**ASSIGNMENT:** Check each line of the listing for the word "Pages" and report the ones that have it.

**TASK INPUT:**
***

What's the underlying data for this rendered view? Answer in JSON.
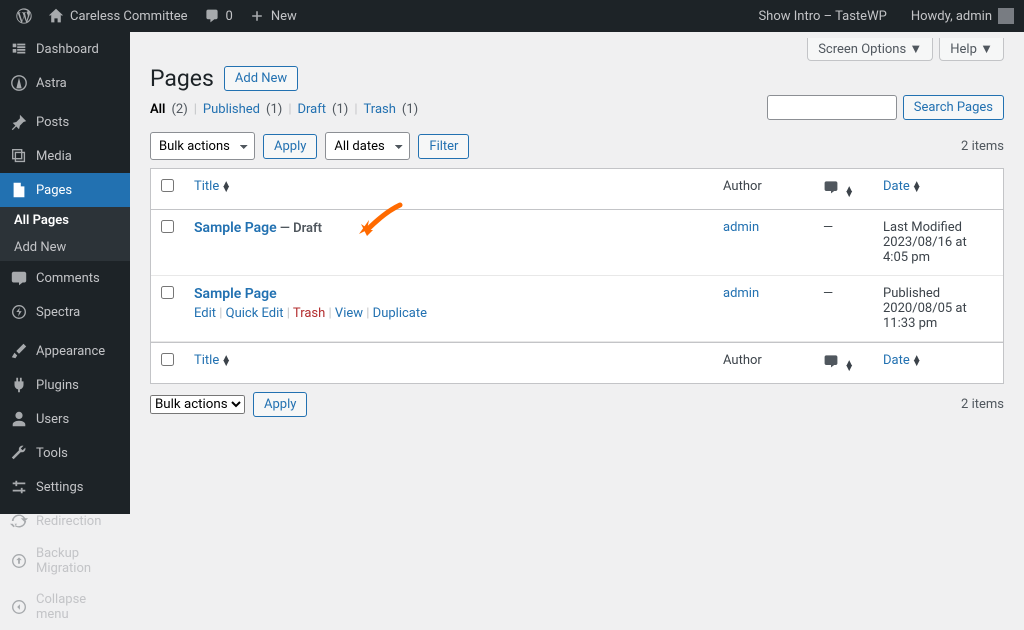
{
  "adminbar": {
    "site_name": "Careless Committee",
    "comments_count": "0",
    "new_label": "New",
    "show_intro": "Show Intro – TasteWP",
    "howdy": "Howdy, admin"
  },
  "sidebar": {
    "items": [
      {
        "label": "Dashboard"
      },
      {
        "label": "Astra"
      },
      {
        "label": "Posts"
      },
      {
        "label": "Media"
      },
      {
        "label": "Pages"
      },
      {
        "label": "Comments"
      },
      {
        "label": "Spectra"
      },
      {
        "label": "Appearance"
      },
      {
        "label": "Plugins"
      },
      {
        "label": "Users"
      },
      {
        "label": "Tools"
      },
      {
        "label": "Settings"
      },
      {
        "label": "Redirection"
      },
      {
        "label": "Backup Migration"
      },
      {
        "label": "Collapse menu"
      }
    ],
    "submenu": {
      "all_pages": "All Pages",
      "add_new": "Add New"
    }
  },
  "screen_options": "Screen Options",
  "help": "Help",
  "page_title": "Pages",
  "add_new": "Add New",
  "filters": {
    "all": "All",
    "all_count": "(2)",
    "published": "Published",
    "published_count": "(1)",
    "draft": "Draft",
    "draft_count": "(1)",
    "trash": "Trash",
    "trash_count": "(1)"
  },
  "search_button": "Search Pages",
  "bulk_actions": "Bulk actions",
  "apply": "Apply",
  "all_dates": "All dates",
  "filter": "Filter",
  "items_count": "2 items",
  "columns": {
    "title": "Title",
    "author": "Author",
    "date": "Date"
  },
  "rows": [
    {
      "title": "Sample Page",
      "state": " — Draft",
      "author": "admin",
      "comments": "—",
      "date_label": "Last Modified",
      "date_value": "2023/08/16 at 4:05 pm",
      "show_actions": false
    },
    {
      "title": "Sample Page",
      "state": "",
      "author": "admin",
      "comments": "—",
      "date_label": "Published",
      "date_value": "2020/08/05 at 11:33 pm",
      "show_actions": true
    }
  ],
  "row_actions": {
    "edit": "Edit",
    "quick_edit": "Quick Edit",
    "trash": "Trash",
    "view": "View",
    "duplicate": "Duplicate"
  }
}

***

**SOLUTION FOR THIS EXERCISE:**
        "label": "Pages"
      "all_pages": "All Pages",
  "page_title": "Pages",
  "search_button": "Search Pages",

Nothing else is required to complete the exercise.